This terse sentence, composed of entirely monosyllabic words, creates a pause amid the otherwise meandering diction Emerson uses. The brevity of the phrase, along with the direct meaning it conveys, stands out in this paragraph, which emphasizes Emerson’s belief that one of the main tenets of a strong friendship is being able to tell the truth.
"Happy is the house that shelters a friend!..." See in text ("Friendship")
In this section of his essay, Emerson exclaims triumphantly, “Happy is the house that shelters a friend!” Inserting this pithy interjection highlights the importance of the phrase, which intimates that those who are happiest are those who cultivate relationships that combine geniality with respect.
"Thine ever, or never...." See in text ("Friendship")
The writer mirrors the same hesitancy of the letter’s beginning at the end by writing, “Thine ever, or never,” or in other words, “Yours, or not yours.” To Emerson, friendship is about the dichotomy of yours and not yours, closeness and distance, and familiarity and reservedness. Friendship is volatile—a continuous process of oscillation and fluctuation.
"DEAR FRIEND,..." See in text ("Friendship")
By inserting a hypothetical letter written to a friend, Emerson reveals the complicated nature of friendship.
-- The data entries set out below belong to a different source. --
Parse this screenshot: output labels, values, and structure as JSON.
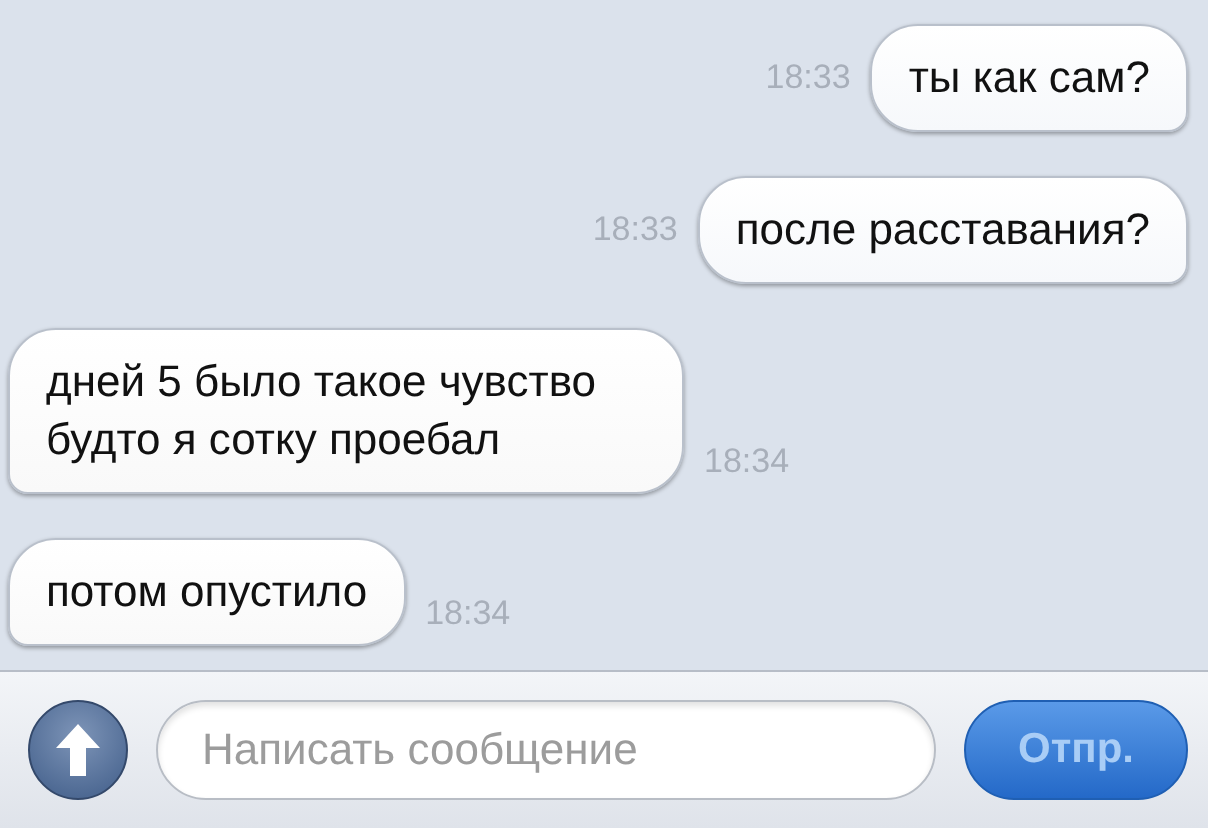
{
  "messages": [
    {
      "outgoing": true,
      "text": "ты как сам?",
      "time": "18:33"
    },
    {
      "outgoing": true,
      "text": "после расставания?",
      "time": "18:33"
    },
    {
      "outgoing": false,
      "text": "дней 5 было такое чувство будто я сотку проебал",
      "time": "18:34"
    },
    {
      "outgoing": false,
      "text": "потом опустило",
      "time": "18:34"
    }
  ],
  "composer": {
    "placeholder": "Написать сообщение",
    "send_label": "Отпр."
  }
}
The subjunctive “if,” which opens the letter, followed by the repetition of the phrase “sure of” indicate the writer’s uncertainty about whether they should be friends and, if so, how to characterize their love.